Another key area involves Porsche’s corporate mobility management options, which aim to ensure sustainable mobility behaviour on the part of employees. Interdepartmental projects have seen Porsche develop comprehensive measures at its sites in order to reduce the environmental and social impact of employees’ mobility behaviour. The project is particularly relevant to the main plant in Zuffenhausen, which is located in an urban area. The employees based there and at the development site in Weissach receive a monthly subsidy for the company ticket for local public transport and the Job-Ticket offered by railway provider Deutsche Bahn. In addition, the Porsche plant ID card serves as a ticket for business travel on the local S-Bahn train route between the Weilimdorf and Zuffenhausen sites in Stuttgart. Porsche was also the first employer in the Stuttgart region to enables its staff to use the company ID card as a free public transport ticket when air pollution alerts are in effect.
In the reporting year, Porsche established a work bike programme, and offers attractive benefits for employees when purchasing a bicycle. The company also engaged in particular efforts to expand the bike parking spaces as well as the shower and changing facilities at its Zuffenhausen site. A dedicated carpooling app also helps employees to set up carpools for travelling to work and on business. Drivers and passengers can enter their departure location, destination and desired departure time, with the app then combining these requests to generate a personal itinerary.
In addition, the availability of parking at the plant and mobility around the site grounds are being continuously optimised. Considerable improvements have already been achieved through the installation of a digital, stationary parking and information system as well as through the launch of the Porsche parking space app, which displays free parking spaces with pinpoint accuracy.

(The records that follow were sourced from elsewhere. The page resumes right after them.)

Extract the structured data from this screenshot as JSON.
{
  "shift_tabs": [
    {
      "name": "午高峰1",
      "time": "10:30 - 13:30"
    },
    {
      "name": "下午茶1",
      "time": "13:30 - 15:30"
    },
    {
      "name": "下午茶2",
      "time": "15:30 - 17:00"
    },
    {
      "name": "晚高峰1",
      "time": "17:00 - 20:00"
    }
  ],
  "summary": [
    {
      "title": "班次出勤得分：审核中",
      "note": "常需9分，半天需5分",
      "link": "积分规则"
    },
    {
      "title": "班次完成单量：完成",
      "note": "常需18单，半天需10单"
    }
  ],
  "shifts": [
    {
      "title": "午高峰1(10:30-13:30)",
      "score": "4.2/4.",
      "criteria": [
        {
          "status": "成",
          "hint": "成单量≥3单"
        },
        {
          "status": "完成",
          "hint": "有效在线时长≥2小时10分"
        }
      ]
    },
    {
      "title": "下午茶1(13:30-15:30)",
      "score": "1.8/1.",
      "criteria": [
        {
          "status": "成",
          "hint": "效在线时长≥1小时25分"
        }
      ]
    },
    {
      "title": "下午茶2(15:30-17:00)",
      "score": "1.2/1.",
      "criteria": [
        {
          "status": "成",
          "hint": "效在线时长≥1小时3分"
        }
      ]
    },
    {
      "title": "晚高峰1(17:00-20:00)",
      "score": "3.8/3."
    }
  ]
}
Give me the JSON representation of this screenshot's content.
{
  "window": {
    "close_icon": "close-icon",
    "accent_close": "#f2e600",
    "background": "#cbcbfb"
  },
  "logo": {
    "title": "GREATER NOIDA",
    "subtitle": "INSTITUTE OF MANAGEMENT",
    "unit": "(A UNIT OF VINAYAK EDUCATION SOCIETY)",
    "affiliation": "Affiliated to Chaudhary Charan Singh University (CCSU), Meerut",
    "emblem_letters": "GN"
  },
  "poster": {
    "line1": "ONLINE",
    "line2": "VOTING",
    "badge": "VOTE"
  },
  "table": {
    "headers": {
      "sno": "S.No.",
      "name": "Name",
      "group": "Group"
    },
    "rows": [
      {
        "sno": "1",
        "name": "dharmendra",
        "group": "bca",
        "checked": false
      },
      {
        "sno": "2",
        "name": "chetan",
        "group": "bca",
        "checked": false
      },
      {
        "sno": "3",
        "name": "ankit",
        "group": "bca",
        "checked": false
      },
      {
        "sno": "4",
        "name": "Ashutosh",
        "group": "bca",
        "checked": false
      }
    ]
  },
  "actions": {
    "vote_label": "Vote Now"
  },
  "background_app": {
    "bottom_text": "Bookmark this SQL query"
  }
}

The company has also successfully reduced the amount of traffic between the plants by further expanding the frequent bus shuttle routes.
Charging stations for private electric cars as well as Porsche company and leasing cars are available to employees and visitors alike. The charging infrastructure within the plants is also being continually enhanced. To enable the cars to undertake carbon-neutral local journeys, the charging stations are supplied with 100 per cent certified green electricity. Porsche intends to significantly increase the proportion of electric-drive and hybrid-drive cars within the fleet of company and leasing cars.
Further measures to reduce traffic and actively shape sustainable employee mobility are also planned.
In accordance with the Global Reporting Initiative Standards, information provided on the topic of “new mobility options” contributes to the reporting requirements of GRI 305: Emissions.